“Yes, but you are called Intelligent Finance”  I always reply, frankly only irritating them more.

“Surely this is a very straightforward IT task to change?”

“Yes, we’d have thought so and we keep bringing it up but nobody does anything.”  Is the common battle-hardened response.

Sometimes I make a formal complaint so that it will be ‘escalated’.

It makes no difference.

Intelligent Finance remain, in my view, exceptionally unintelligent in this very, very simple administrative requirement.

For complainers like me it too remains the gift that keeps on giving.  I’ll be sad in away when and IF they ever change it.

By the way, they also don’t recognise Apple Pay and they don’t have contactless.  For a bank called Intelligent Finance I also find this surprising.

Kamasi Washington: Truth. Even if you don’t like jazz you will love this.
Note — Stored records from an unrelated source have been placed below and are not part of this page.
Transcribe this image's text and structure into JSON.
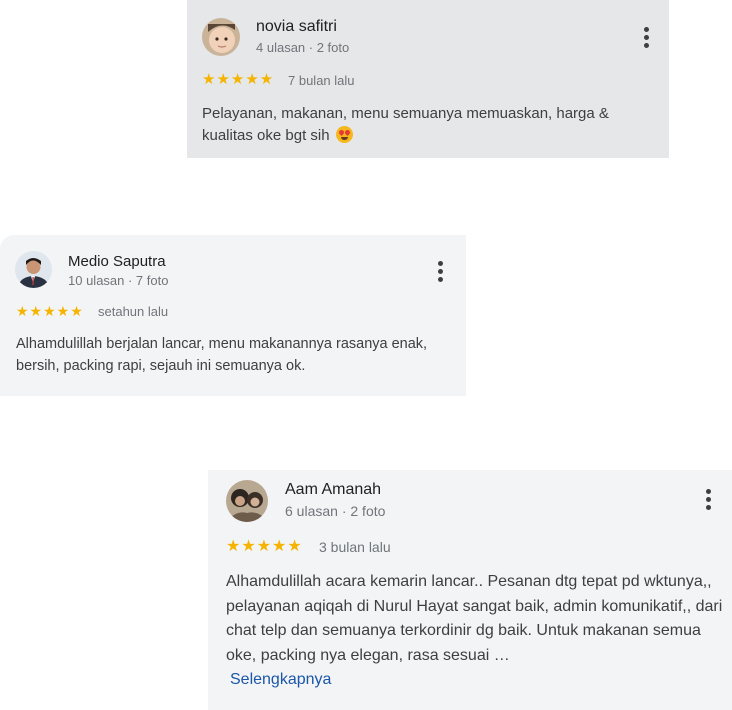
{
  "reviews": [
    {
      "name": "novia safitri",
      "meta": "4 ulasan · 2 foto",
      "stars": "★★★★★",
      "rating": 5,
      "when": "7 bulan lalu",
      "text": "Pelayanan, makanan, menu semuanya memuaskan, harga & kualitas oke bgt sih",
      "emoji_icon": "heart-eyes-emoji"
    },
    {
      "name": "Medio Saputra",
      "meta": "10 ulasan · 7 foto",
      "stars": "★★★★★",
      "rating": 5,
      "when": "setahun lalu",
      "text": "Alhamdulillah berjalan lancar, menu makanannya rasanya enak, bersih, packing rapi, sejauh ini semuanya ok."
    },
    {
      "name": "Aam Amanah",
      "meta": "6 ulasan · 2 foto",
      "stars": "★★★★★",
      "rating": 5,
      "when": "3 bulan lalu",
      "text": "Alhamdulillah acara kemarin lancar.. Pesanan dtg tepat pd wktunya,, pelayanan aqiqah di Nurul Hayat sangat baik, admin komunikatif,, dari chat telp dan semuanya terkordinir dg baik. Untuk makanan semua oke, packing nya elegan, rasa sesuai …",
      "more_link": "Selengkapnya"
    }
  ],
  "colors": {
    "star": "#f4b400",
    "link": "#1a56a7",
    "card_bg": "#f3f4f6"
  }
}
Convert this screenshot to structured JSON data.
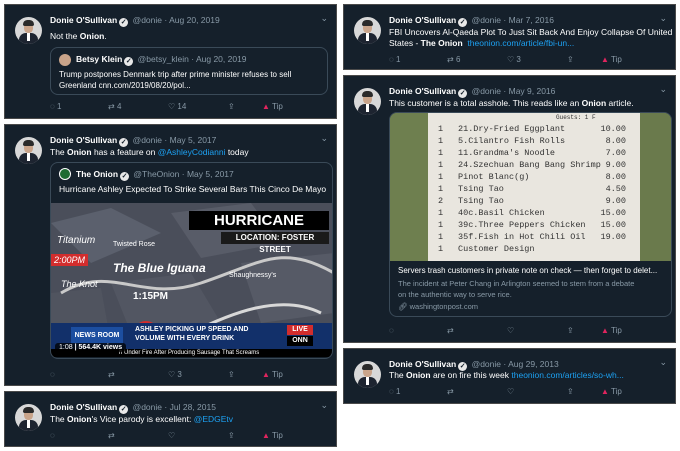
{
  "tweets": [
    {
      "name": "Donie O'Sullivan",
      "handle": "@donie",
      "date": "Aug 20, 2019",
      "text_a": "Not the ",
      "text_b": "Onion",
      "text_c": ".",
      "quote": {
        "name": "Betsy Klein",
        "handle": "@betsy_klein",
        "date": "Aug 20, 2019",
        "line1": "Trump postpones Denmark trip after prime minister refuses to sell",
        "line2": "Greenland cnn.com/2019/08/20/pol..."
      },
      "replies": "1",
      "retweets": "4",
      "likes": "14",
      "tip": "Tip"
    },
    {
      "name": "Donie O'Sullivan",
      "handle": "@donie",
      "date": "May 5, 2017",
      "text_a": "The ",
      "text_b": "Onion",
      "text_c": " has a feature on ",
      "mention": "@AshleyCodianni",
      "text_d": " today",
      "quote": {
        "name": "The Onion",
        "handle": "@TheOnion",
        "date": "May 5, 2017",
        "line1": "Hurricane Ashley Expected To Strike Several Bars This Cinco De Mayo"
      },
      "media": {
        "headline": "HURRICANE ASHLEY",
        "location": "LOCATION: FOSTER STREET",
        "places": [
          "Titanium",
          "Twisted Rose",
          "2:00PM",
          "The Blue Iguana",
          "Shaughnessy's",
          "The Knot",
          "1:15PM"
        ],
        "ticker1": "ASHLEY PICKING UP SPEED AND",
        "ticker2": "VOLUME WITH EVERY DRINK",
        "crawl": "n Under Fire After Producing Sausage That Screams",
        "news_logo": "NEWS ROOM",
        "live": "LIVE",
        "network": "ONN",
        "duration": "1:08",
        "views": "564.4K views"
      },
      "replies": "",
      "retweets": "",
      "likes": "3",
      "tip": "Tip"
    },
    {
      "name": "Donie O'Sullivan",
      "handle": "@donie",
      "date": "Jul 28, 2015",
      "text_a": "The ",
      "text_b": "Onion",
      "text_c": "'s Vice parody is excellent: ",
      "mention": "@EDGEtv",
      "tip": "Tip"
    },
    {
      "name": "Donie O'Sullivan",
      "handle": "@donie",
      "date": "Mar 7, 2016",
      "line1": "FBI Uncovers Al-Qaeda Plot To Just Sit Back And Enjoy Collapse Of United",
      "line2_a": "States - ",
      "line2_b": "The Onion",
      "line2_link": "theonion.com/article/fbi-un...",
      "replies": "1",
      "retweets": "6",
      "likes": "3",
      "tip": "Tip"
    },
    {
      "name": "Donie O'Sullivan",
      "handle": "@donie",
      "date": "May 9, 2016",
      "text_a": "This customer is a total asshole. This reads like an ",
      "text_b": "Onion",
      "text_c": " article.",
      "receipt": {
        "top": "Guests: 1 F",
        "lines": [
          {
            "q": "1",
            "item": "21.Dry-Fried Eggplant",
            "price": "10.00"
          },
          {
            "q": "1",
            "item": "5.Cilantro Fish Rolls",
            "price": "8.00"
          },
          {
            "q": "1",
            "item": "11.Grandma's Noodle",
            "price": "7.00"
          },
          {
            "q": "1",
            "item": "24.Szechuan Bang Bang Shrimp",
            "price": "9.00"
          },
          {
            "q": "1",
            "item": "Pinot Blanc(g)",
            "price": "8.00"
          },
          {
            "q": "1",
            "item": "Tsing Tao",
            "price": "4.50"
          },
          {
            "q": "2",
            "item": "Tsing Tao",
            "price": "9.00"
          },
          {
            "q": "1",
            "item": "40c.Basil Chicken",
            "price": "15.00"
          },
          {
            "q": "1",
            "item": "39c.Three Peppers Chicken",
            "price": "15.00"
          },
          {
            "q": "1",
            "item": "35f.Fish in Hot Chili Oil",
            "price": "19.00"
          },
          {
            "q": "1",
            "item": "Customer Design",
            "price": ""
          }
        ]
      },
      "card_title": "Servers trash customers in private note on check — then forget to delet...",
      "card_desc1": "The incident at Peter Chang in Arlington seemed to stem from a debate",
      "card_desc2": "on the authentic way to serve rice.",
      "card_domain": "washingtonpost.com",
      "replies": "",
      "retweets": "",
      "likes": "",
      "tip": "Tip"
    },
    {
      "name": "Donie O'Sullivan",
      "handle": "@donie",
      "date": "Aug 29, 2013",
      "text_a": "The ",
      "text_b": "Onion",
      "text_c": " are on fire this week ",
      "link": "theonion.com/articles/so-wh...",
      "replies": "1",
      "retweets": "",
      "likes": "",
      "tip": "Tip"
    }
  ],
  "icons": [
    "verified-icon",
    "chevron-down-icon",
    "reply-icon",
    "retweet-icon",
    "like-icon",
    "share-icon",
    "tip-icon",
    "link-icon"
  ],
  "colors": {
    "background": "#15202b",
    "link": "#1da1f2",
    "muted": "#8899a6",
    "tip": "#e0245e"
  }
}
I can hardly believe that only 300,000 have viewed this at the time of writing.

It’s a piece called Truth by Kamasi Washington and please find 14 minutes in your life to watch this on fullscreen at full volume.

For those of you who don’t know, Kamasi Washington is an American Jazz Saxophonist and has worked extensively with Kendrick Lamar (on to Pimp a Butterfly. the best album of 2015) and many others.

It’s the final movement in a five movement piece conceived for the Whitney Museum in New York’s 2017 Biennial called Harmony of Difference and the film was directed by A G Rojas , a Barcelona based film director who’s also made videos for the likes of Jack White.

The centrepiece of the film fits the slow movement, within the movement as a whole, and features the longest, slowest zoom and pan you will ever see.  Orson Welles would be proud of it.

I first heard this on the amazing Giles Peterson show on BBC 6 Music (it’s a treasure trove of beautiful, jazz, jazz influenced and electronica that makes a Saturday afternoon a very fine thing – or listen to his show in download form on the BBC iPlayer).

Incidentally for the sharp eared among you the central six note theme (that’s introduced on the guitar) is virtually identical to Gorgeous George by Edwin Collins.  Not that I am criticising this, but it was nagging away at me as to what I knew it from.